One in five of all people wanting to take up a dairy apprenticeship is coming from Auckland.
Stevens worked all her life on New Zealand dairy farms as a herd manager and contract milker, but says she got new insight while studying in 2011 for Primary ITO’s Certificate in Production Management and in 2016 for its Diploma in Agribusiness Management.
“It was like all the lights had come on. Getting all these results from the cows, getting it down on paper and seeing it all make sense was so enlightening.
“I learned many useful things in the diploma course -- taxation, cashflows and budgets, and working out operating profit. I enjoyed the financial side of things.
“And then there was HR. I’d had an HR toolkit since 2011 and it sat on my bookshelf.
“Now I know it inside and out thanks to my diploma.
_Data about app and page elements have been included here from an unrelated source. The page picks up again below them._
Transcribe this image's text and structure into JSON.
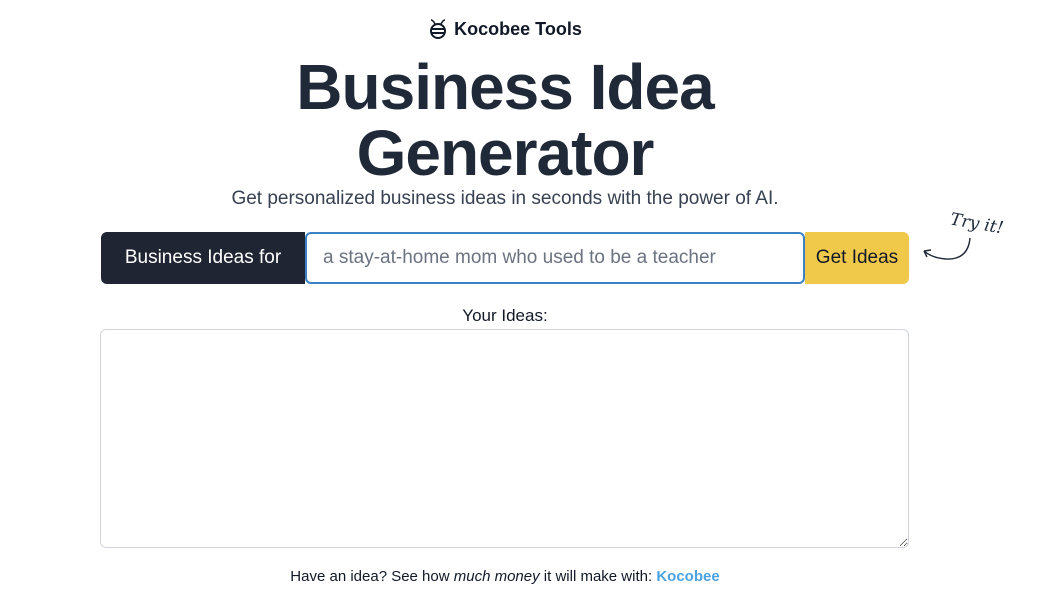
{
  "brand": {
    "name": "Kocobee Tools",
    "logo_icon": "bee-icon"
  },
  "hero": {
    "title_line1": "Business Idea",
    "title_line2": "Generator",
    "subtitle": "Get personalized business ideas in seconds with the power of AI."
  },
  "form": {
    "prefix_label": "Business Ideas for",
    "input_value": "",
    "input_placeholder": "a stay-at-home mom who used to be a teacher",
    "submit_label": "Get Ideas"
  },
  "hint": {
    "text": "Try it!",
    "arrow_icon": "curved-arrow-icon"
  },
  "results": {
    "label": "Your Ideas:",
    "value": ""
  },
  "footer": {
    "prefix": "Have an idea? See how ",
    "emphasis": "much money",
    "middle": " it will make with: ",
    "link_label": "Kocobee"
  },
  "colors": {
    "prefix_bg": "#1f2532",
    "submit_bg": "#f0c94b",
    "input_border": "#3b82c4",
    "link": "#4aa3e0"
  }
}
Whenever we need to employ people now, I have a plan I actually use.”
Stevens did not enjoy school and struggled with dyslexia. She was forced to take over milking her parents’ herd on the West Coast at age 15 when her father was injured in a motorbike crash.
At age 18 she went to Telford Rural Polytech and completed a Certificate in Agriculture but her employers, fearing that more studies would interfere with her work, held her back.
Many years later she resumed her studies, discovering that her passion for dairy farming and keenness to learn sped her through her diploma course in just 18 months.
“I did two modules at a time. When I hear other people say the diploma is a lot of work I laugh because I was doing it twice as fast but still contract milking 350 cows with the support of my partner and raising my son.”
Stevens says the diploma course covered topics like resource management and included working out how to convert a sheep and beef farm to dairy. Risk assessment taught her how to deal with payout volatility, climate change, biosecurity, etc.
Understanding financial and accounting paperwork, tax requirements and different ownership structures has added to her expertise.
“Many people go into contract milking or share milking with no idea about issues like taxation, accounting, dealing with banks or how to handle staff.
“So we lose a lot of people from the industry because they burn out. They don’t have knowledge to support them in their journey and ensure they’re successful.
“In self-employment you need to do budgets and know if you’re actually going to make any money.
“You need to know what you’re doing so as to avoid silly mistakes like not putting enough aside to cover your tax bill. I understand those issues now.”
Stevens says being able to talk to farmers in a business sense is another advantage in job interviews.
“I know all about how to increase profit and production, and how to decrease their expenses. Without having studied for the diploma I wouldn’t be able to have those conversations.”
Primary ITO’s courses are designed for adult-directed learning and offer a mix of hand-written notes, whiteboard sessions, class interaction and internet research.